'One Rule For Jack' is a fast moving and very funny chapter book about the ongoing battle of wits between the narrator, Jack, and his parents, grandma and uncle. Jack tells us his rule right up front: 'When your parents ask you to do a job - do it badly!' When Jack deliberately snaps off the head of the broom so he can't sweep up the leaves for his mum, she is not at all fazed. She gives him a dustpan and brush and says they will do the trick. When he is asked to mop the floor, he rips the sponge off the mop and flushes it down the toilet. He says the rats ate the sponge, and Grandma comes to his rescue saying she has seen a rat lurking around. But when she tells an old story about having been punished by being made to scrub the floor with a toothbrush, Mum is inspired and hands Jack a toothbrush. Mum is again very helpful and supplies Jack with a plumber's mate or plunger so he can unblock the s-bend. Grandma coaches him on, and he gets covered with water from the toilet bowl - and other unspecified substances! Mum and Dad are so impressed with Jack's willingness to muck in and get all his chores done that they ask him to clean out his uncle's bucket of rotting fish and worms. Jack sneaks a clean bucket and tries to trick them into thinking he has done it, but he's rewarded with being locked into the bathroom with the dog and tasked with shampooing off all the horse manure. Where the story began with Jack's trick for avoiding a shower, now he is forced to bath the dog and shower himself too. He is so successful that the story leaves off at a moment when his parents promise other jobs for him to take on! The lack of closure in the narrative indicates that the story will be neverending.
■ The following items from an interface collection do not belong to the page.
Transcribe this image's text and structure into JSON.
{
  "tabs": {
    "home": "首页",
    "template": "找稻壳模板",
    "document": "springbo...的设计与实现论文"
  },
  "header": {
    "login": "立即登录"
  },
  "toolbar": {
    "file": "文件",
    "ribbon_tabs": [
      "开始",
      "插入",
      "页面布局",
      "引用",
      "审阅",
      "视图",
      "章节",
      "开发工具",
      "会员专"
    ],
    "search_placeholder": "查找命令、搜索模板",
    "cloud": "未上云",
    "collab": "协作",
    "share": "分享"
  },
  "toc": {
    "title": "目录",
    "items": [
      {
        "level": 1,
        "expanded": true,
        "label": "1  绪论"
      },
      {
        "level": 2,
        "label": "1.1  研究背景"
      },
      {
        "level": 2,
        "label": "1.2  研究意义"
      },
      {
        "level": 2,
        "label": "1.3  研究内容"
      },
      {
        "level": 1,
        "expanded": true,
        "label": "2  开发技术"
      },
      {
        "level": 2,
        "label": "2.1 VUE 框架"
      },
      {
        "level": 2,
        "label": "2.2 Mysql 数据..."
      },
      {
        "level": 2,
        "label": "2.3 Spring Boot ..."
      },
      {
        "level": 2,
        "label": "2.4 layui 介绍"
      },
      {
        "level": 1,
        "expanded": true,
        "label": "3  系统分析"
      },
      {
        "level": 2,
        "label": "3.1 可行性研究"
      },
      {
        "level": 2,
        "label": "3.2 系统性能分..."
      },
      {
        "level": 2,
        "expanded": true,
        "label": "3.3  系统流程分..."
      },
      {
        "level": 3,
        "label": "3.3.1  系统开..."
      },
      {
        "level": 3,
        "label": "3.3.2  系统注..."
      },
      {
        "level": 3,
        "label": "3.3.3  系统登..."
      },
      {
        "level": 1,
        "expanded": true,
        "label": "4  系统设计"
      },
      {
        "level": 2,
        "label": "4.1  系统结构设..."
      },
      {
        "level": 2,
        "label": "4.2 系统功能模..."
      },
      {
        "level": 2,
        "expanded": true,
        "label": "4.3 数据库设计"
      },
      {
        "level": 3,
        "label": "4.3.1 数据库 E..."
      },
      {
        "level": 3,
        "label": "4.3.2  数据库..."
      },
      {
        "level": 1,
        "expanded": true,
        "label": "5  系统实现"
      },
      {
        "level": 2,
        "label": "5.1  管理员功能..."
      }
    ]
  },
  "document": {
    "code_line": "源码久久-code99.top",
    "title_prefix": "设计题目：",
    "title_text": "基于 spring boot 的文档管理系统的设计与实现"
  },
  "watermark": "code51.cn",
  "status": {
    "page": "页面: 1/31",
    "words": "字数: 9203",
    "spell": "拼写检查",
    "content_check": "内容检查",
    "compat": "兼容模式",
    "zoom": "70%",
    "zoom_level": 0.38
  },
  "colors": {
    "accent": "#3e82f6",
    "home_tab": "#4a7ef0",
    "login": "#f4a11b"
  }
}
The battle of wits between adults and children could be compared with that of classics for this age group such as Rockwell's 'How to Eat Fried Worms', or - closer to home - Andrew Daddo's or Andy Griffiths' Australian short stories. While the child is conventionally portrayed in literature as the trickster, there is a hilarious realism about the revelation that adults can be equally wily about playing tricks on young people - if not more so. This creates an appealing balance in the power relationships between older and younger characters. And between the races. One of the best developments in First Nations literature has been the acknowledgment of Indigenous comedy. It enhances the diversity of themes and tones within Indigenous storytelling, and it is empowering. Its entertainment value also ensures young reader appeal. Research into the reasons young people give for reading in the 20th - 21st centuries consistently lists humour as a leading factor. There are moral and ethical values to be inferred from a story such as 'One Rule for Jack', but because they are not explicit they become available and give children agency to discover them or not, as they wish.
Although the education market has moved towards Indigenous-only collaboration in picture books, 'One Rule for Jack' is an interesting example of what might be called a 'reconciliation' text, insofar as the illustrator Craig Smith is not Indigenous, so the book brings together one high-profile Indigenous creator and one high-profile non-Indigenous creator. Young readers might like to consider the ethics and authenticity of illustrations by a non-Indigenous artist. They might also like to discuss the question of how a non-realist illustrator can convey gender, race and age without defaulting to stereotypes, and the extent to which Craig Smith succeeds here.